Pros and Cons of Plastic Storage Containers
When considering plastic storage boxes, be sure to look for polypropylene or polyethylene. Both of these plastics have been tested as safe in conservators’ artificial aging scenarios (oddy tests). Polypropylene usually has the initials “PP” on the base under the recycling symbol. Polyethylene products contain a “PE” in addition to other letters (i.e. HDPE, LDPE).
- Poly boxes offer flood protection.
- Poly boxes create a micro-climate that will drastically slow changes in RH (moisture equilibration).
- Poly boxes are often available in clear, allowing for increased visibility of interior artifacts and humidity indicator strips.
- Poly boxes allow for a desiccated micro-environment with the use of silica gel—especially helpful in cases where metal is corroding.
- While all boxes deter insects, only poly boxes keep rodents out.
- Depending on type, size, and source, poly boxes can be less expensive than archival board boxes.
- Poly boxes can store and retain acidity and do not contain buffering agents to counteract acidity.

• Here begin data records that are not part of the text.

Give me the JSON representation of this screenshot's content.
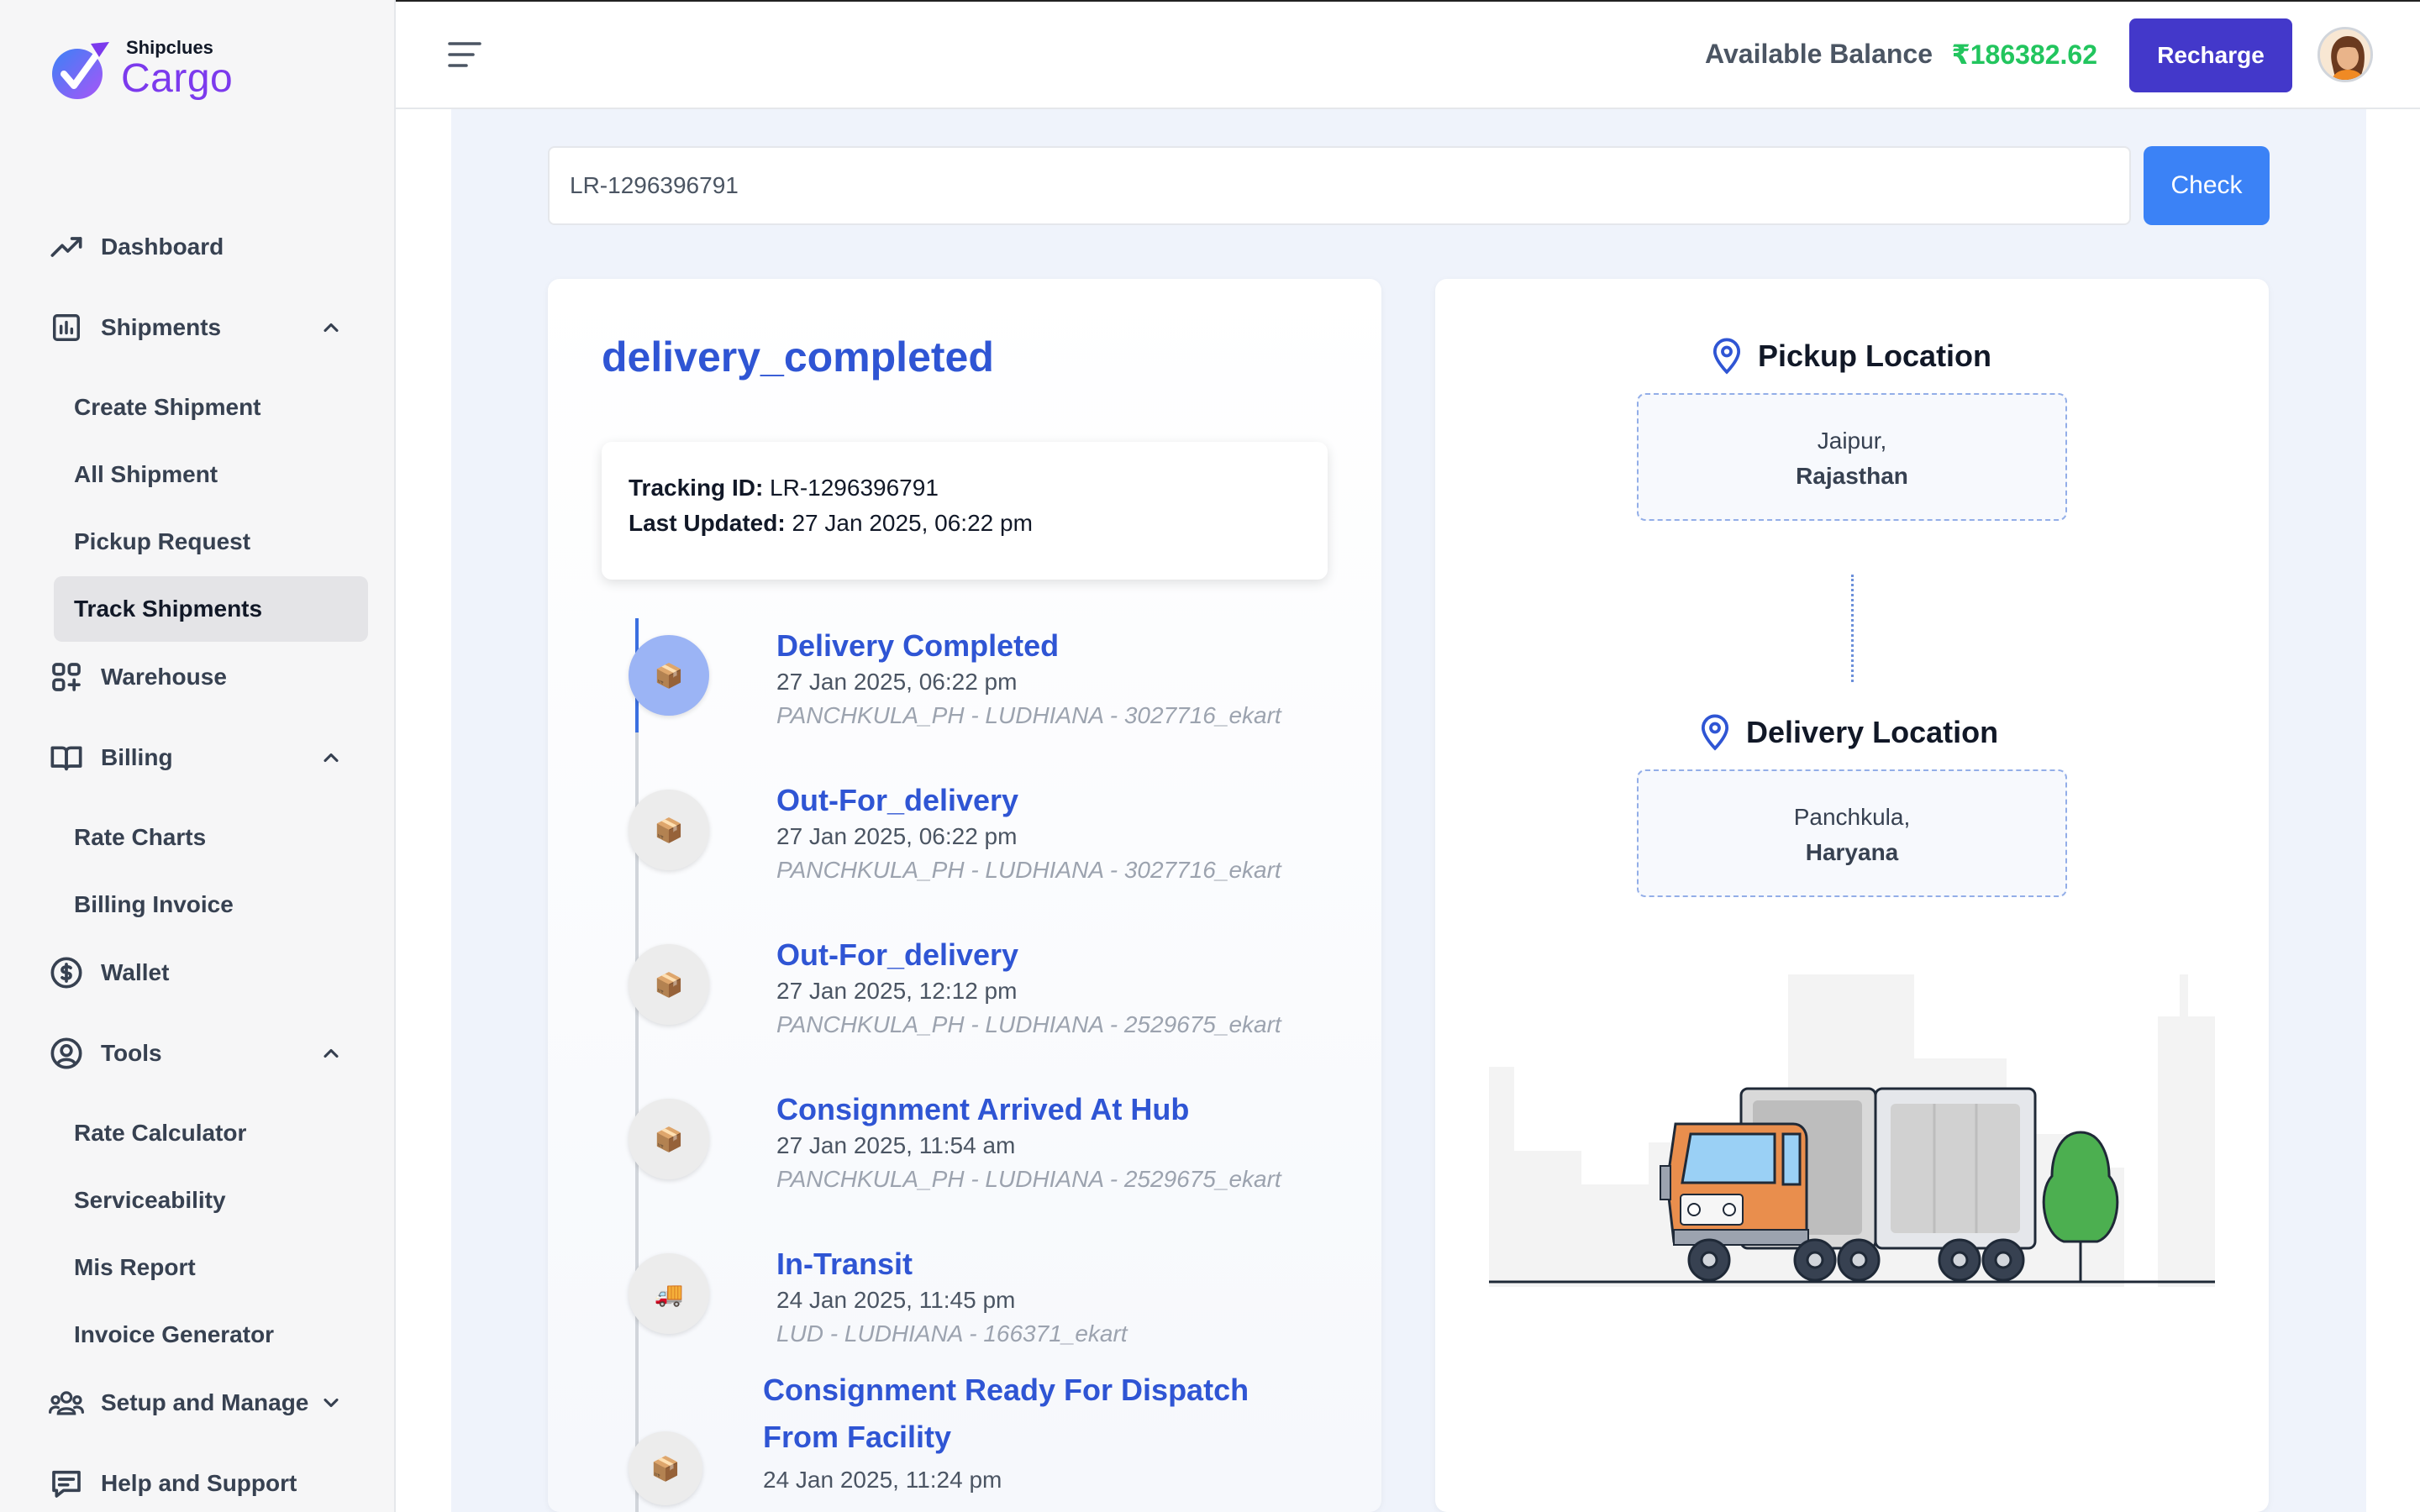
{
  "brand": {
    "small": "Shipclues",
    "big": "Cargo",
    "accent": "#7c3aed"
  },
  "sidebar": {
    "items": [
      {
        "label": "Dashboard",
        "icon": "trending-up-icon"
      },
      {
        "label": "Shipments",
        "icon": "bar-chart-icon",
        "expanded": true,
        "children": [
          "Create Shipment",
          "All Shipment",
          "Pickup Request",
          "Track Shipments"
        ]
      },
      {
        "label": "Warehouse",
        "icon": "grid-plus-icon"
      },
      {
        "label": "Billing",
        "icon": "book-icon",
        "expanded": true,
        "children": [
          "Rate Charts",
          "Billing Invoice"
        ]
      },
      {
        "label": "Wallet",
        "icon": "dollar-circle-icon"
      },
      {
        "label": "Tools",
        "icon": "user-circle-icon",
        "expanded": true,
        "children": [
          "Rate Calculator",
          "Serviceability",
          "Mis Report",
          "Invoice Generator"
        ]
      },
      {
        "label": "Setup and Manage",
        "icon": "users-icon",
        "expanded": false
      },
      {
        "label": "Help and Support",
        "icon": "chat-icon"
      }
    ],
    "active": "Track Shipments"
  },
  "header": {
    "balance_label": "Available Balance",
    "balance_value": "₹186382.62",
    "recharge_label": "Recharge",
    "balance_color": "#22c55e"
  },
  "search": {
    "value": "LR-1296396791",
    "check_label": "Check"
  },
  "tracking": {
    "status": "delivery_completed",
    "tracking_id_label": "Tracking ID:",
    "tracking_id": "LR-1296396791",
    "last_updated_label": "Last Updated:",
    "last_updated": "27 Jan 2025, 06:22 pm",
    "events": [
      {
        "title": "Delivery Completed",
        "time": "27 Jan 2025, 06:22 pm",
        "location": "PANCHKULA_PH - LUDHIANA - 3027716_ekart",
        "icon": "package-icon"
      },
      {
        "title": "Out-For_delivery",
        "time": "27 Jan 2025, 06:22 pm",
        "location": "PANCHKULA_PH - LUDHIANA - 3027716_ekart",
        "icon": "package-icon"
      },
      {
        "title": "Out-For_delivery",
        "time": "27 Jan 2025, 12:12 pm",
        "location": "PANCHKULA_PH - LUDHIANA - 2529675_ekart",
        "icon": "package-icon"
      },
      {
        "title": "Consignment Arrived At Hub",
        "time": "27 Jan 2025, 11:54 am",
        "location": "PANCHKULA_PH - LUDHIANA - 2529675_ekart",
        "icon": "package-icon"
      },
      {
        "title": "In-Transit",
        "time": "24 Jan 2025, 11:45 pm",
        "location": "LUD - LUDHIANA - 166371_ekart",
        "icon": "truck-icon"
      },
      {
        "title_line1": "Consignment Ready For Dispatch",
        "title_line2": "From Facility",
        "time": "24 Jan 2025, 11:24 pm",
        "icon": "package-icon"
      }
    ]
  },
  "locations": {
    "pickup_label": "Pickup Location",
    "pickup_city": "Jaipur,",
    "pickup_state": "Rajasthan",
    "delivery_label": "Delivery Location",
    "delivery_city": "Panchkula,",
    "delivery_state": "Haryana"
  }
}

- If RH level is high in the micro-climate, risks intensify.
- Larger size poly boxes are not made or sold for preservation purposes and may contain additives that are potentially harmful for artifact preservation.
- Depending on type, size, and source, poly boxes can be more expensive than archival board boxes.
Posted on January 27, 2012, in collections access, collections care, collections management, disaster preparedness, storage and tagged oddy test, polyethylene, polypropylene, storage containers. Bookmark the permalink. 3 Comments.